The new piece by Michelle Malkin on Jeb Bush, Tony Bennett and education reform in the Sunshine State is a touch heavy on hasty generalizations. The most jarring may be the way Malkin lumped Jeb Bush, the former governor of Florida from 1999 to 2007, in with the grading scandal in Indiana that embroiled the current Florida commissioner of education, Tony Bennett.
“[Bennett’s] disgraceful grade-fixing scandal is the perfect symbol of all that’s wrong with the federal education schemes peddled by Bennett and his mentor, former GOP governor Jeb Bush: phony academic standards, crony contracts, and big-government and big-business collusion masquerading as “reform.”
Tony Bennett was a strong supporter of school choice and common core. His resignation over issues related to A-F grading has now encouraged opportunists on the left and right to attack. Malkin begins her piece by lumping education policy together in one big pot and, without consideration, dismisses everything that was accomplished in Florida. Malkin didn’t take the time to separate out education policy in her hurried effort to attack Common Core.
And this is where Michelle Malkin is getting it wrong.
Malkin, in this respect, is following the approach of Diane Ravitch or Florida’s Fund Education Now organization. They tend to take advantage of any grading scandal to oppose and roll back A-F grading scales, accountability, teacher evaluations, and to besmirch the progress of any other reform attached to Bennett or Bush. Malkin is using this opportunity to attack Common Core, but her careless generalizations do more harm to the school choice and accountability movement.

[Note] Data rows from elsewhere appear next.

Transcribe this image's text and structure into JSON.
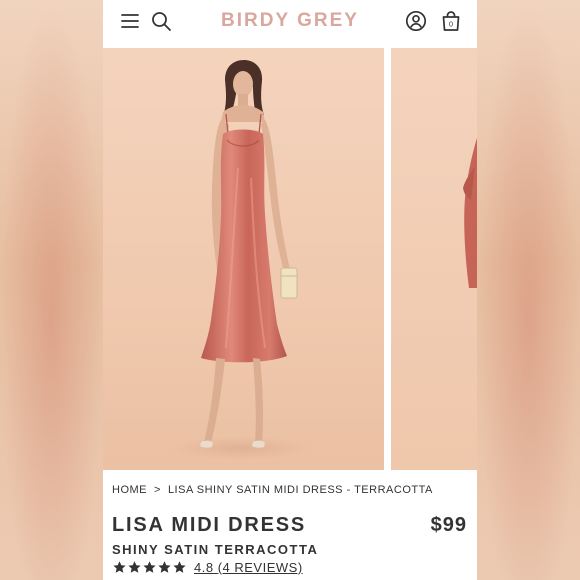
{
  "header": {
    "brand": "BIRDY GREY",
    "cart_count": "0"
  },
  "breadcrumb": {
    "home": "HOME",
    "separator": ">",
    "current": "LISA SHINY SATIN MIDI DRESS - TERRACOTTA"
  },
  "product": {
    "title": "LISA MIDI DRESS",
    "price": "$99",
    "subtitle": "SHINY SATIN TERRACOTTA",
    "rating_value": "4.8",
    "reviews_label": "(4 REVIEWS)",
    "stars_filled": 5
  },
  "colors": {
    "brand": "#d9a79e",
    "dress": "#c9675a",
    "text": "#333333"
  }
}
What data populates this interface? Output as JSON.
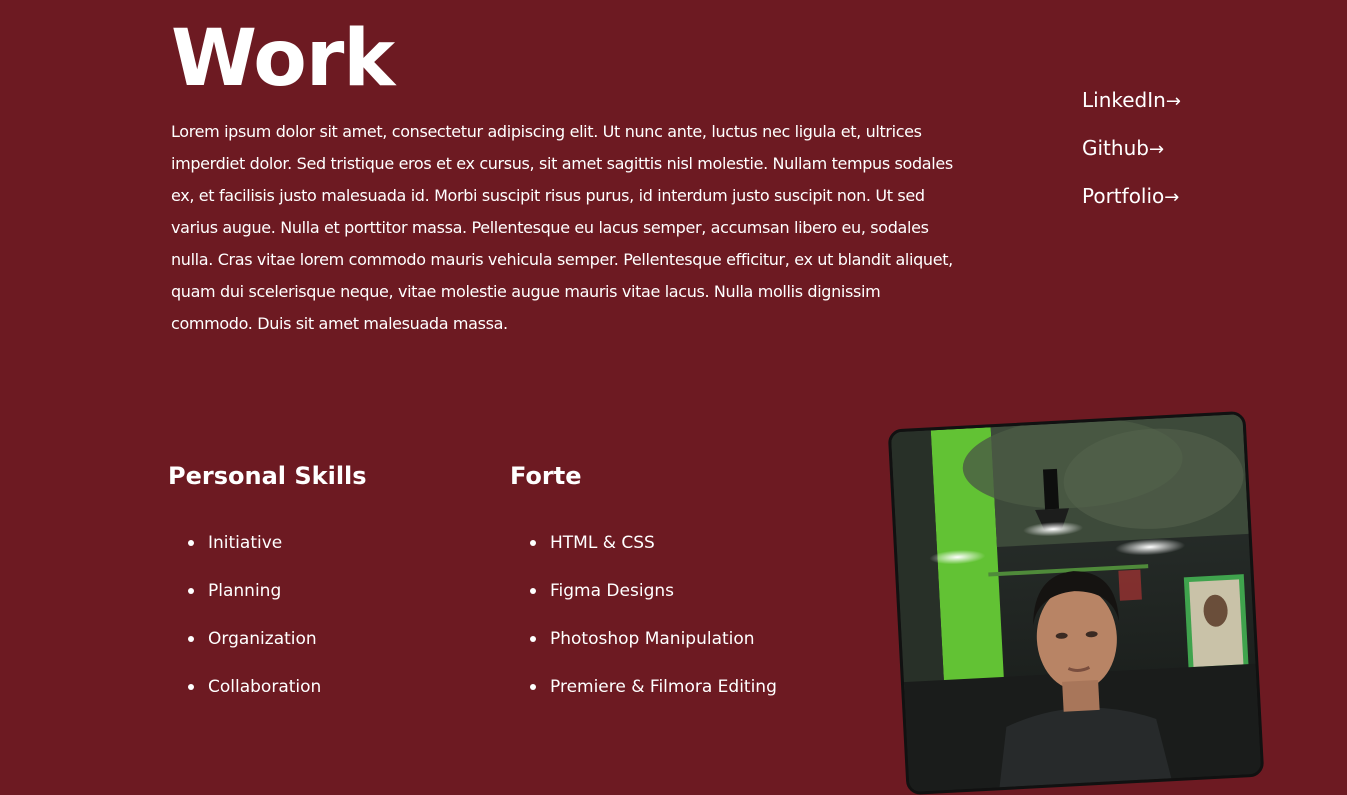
{
  "work": {
    "heading": "Work",
    "intro": "Lorem ipsum dolor sit amet, consectetur adipiscing elit. Ut nunc ante, luctus nec ligula et, ultrices imperdiet dolor. Sed tristique eros et ex cursus, sit amet sagittis nisl molestie. Nullam tempus sodales ex, et facilisis justo malesuada id. Morbi suscipit risus purus, id interdum justo suscipit non. Ut sed varius augue. Nulla et porttitor massa. Pellentesque eu lacus semper, accumsan libero eu, sodales nulla. Cras vitae lorem commodo mauris vehicula semper. Pellentesque efficitur, ex ut blandit aliquet, quam dui scelerisque neque, vitae molestie augue mauris vitae lacus. Nulla mollis dignissim commodo. Duis sit amet malesuada massa."
  },
  "social_links": [
    {
      "label": "LinkedIn",
      "arrow": "→"
    },
    {
      "label": "Github",
      "arrow": "→"
    },
    {
      "label": "Portfolio",
      "arrow": "→"
    }
  ],
  "personal_skills": {
    "title": "Personal Skills",
    "items": [
      "Initiative",
      "Planning",
      "Organization",
      "Collaboration"
    ]
  },
  "forte": {
    "title": "Forte",
    "items": [
      "HTML & CSS",
      "Figma Designs",
      "Photoshop Manipulation",
      "Premiere & Filmora Editing"
    ]
  },
  "colors": {
    "background": "#6d1a22",
    "text": "#ffffff",
    "accent_green": "#6fd13a"
  }
}
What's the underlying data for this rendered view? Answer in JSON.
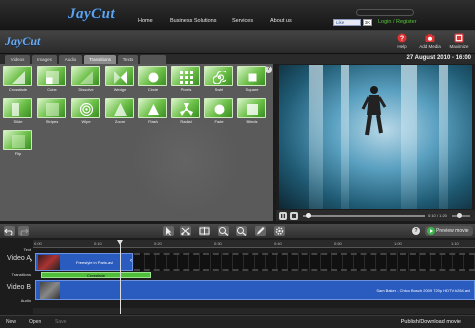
{
  "site": {
    "logo": "JayCut",
    "nav": [
      "Home",
      "Business Solutions",
      "Services",
      "About us"
    ],
    "fb_like": "Like",
    "fb_count": "3K",
    "login": "Login / Register"
  },
  "editor": {
    "logo": "JayCut",
    "header_buttons": [
      {
        "label": "Help",
        "icon": "help-icon"
      },
      {
        "label": "Add Media",
        "icon": "camera-icon"
      },
      {
        "label": "Maximize",
        "icon": "maximize-icon"
      }
    ],
    "date": "27 August 2010 - 16:00"
  },
  "tabs": [
    {
      "label": "Videos",
      "active": false
    },
    {
      "label": "Images",
      "active": false
    },
    {
      "label": "Audio",
      "active": false
    },
    {
      "label": "Transitions",
      "active": true
    },
    {
      "label": "Texts",
      "active": false
    },
    {
      "label": "",
      "active": false
    }
  ],
  "transitions": [
    {
      "label": "Crossfade",
      "icon": "crossfade-icon"
    },
    {
      "label": "Cube",
      "icon": "cube-icon"
    },
    {
      "label": "Dissolve",
      "icon": "dissolve-icon"
    },
    {
      "label": "Wedge",
      "icon": "wedge-icon"
    },
    {
      "label": "Circle",
      "icon": "circle-icon"
    },
    {
      "label": "Pixels",
      "icon": "pixels-icon"
    },
    {
      "label": "Swirl",
      "icon": "swirl-icon"
    },
    {
      "label": "Square",
      "icon": "square-icon"
    },
    {
      "label": "Slide",
      "icon": "slide-icon"
    },
    {
      "label": "Stripes",
      "icon": "stripes-icon"
    },
    {
      "label": "Wipe",
      "icon": "wipe-icon"
    },
    {
      "label": "Zoom",
      "icon": "zoom-icon"
    },
    {
      "label": "Flash",
      "icon": "flash-icon"
    },
    {
      "label": "Radial",
      "icon": "radial-icon"
    },
    {
      "label": "Fade",
      "icon": "fade-icon"
    },
    {
      "label": "Blinds",
      "icon": "blinds-icon"
    },
    {
      "label": "Flip",
      "icon": "flip-icon"
    }
  ],
  "player": {
    "time": "0:10 / 1:20",
    "buttons": [
      "play-icon",
      "stop-icon"
    ]
  },
  "toolbar": {
    "tools": [
      "select-icon",
      "split-icon",
      "zoom-in-icon",
      "zoom-out-icon",
      "edit-icon",
      "settings-icon"
    ],
    "preview_label": "Preview movie"
  },
  "timeline": {
    "ticks": [
      "0:00",
      "0:10",
      "0:20",
      "0:30",
      "0:40",
      "0:50",
      "1:00",
      "1:10"
    ],
    "labels": {
      "text": "Text",
      "video_a": "Video A",
      "transitions": "Transitions",
      "video_b": "Video B",
      "audio": "Audio"
    },
    "clip_a": "Freestyle in Paris.avi",
    "transition_clip": "Crossfade",
    "clip_b": "Sam Baker - Chico Bosch 2009 720p HDTV.h264.avi"
  },
  "bottom": {
    "new": "New",
    "open": "Open",
    "save": "Save",
    "publish": "Publish/Download movie"
  }
}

Whether you agree or disagree with Common Core you simply cannot deny the strong growth in education achievement seen in Florida. Jeb Bush’s many reforms were a part of the growth. Denying that because you disagree with one unimplemented policy is irresponsible.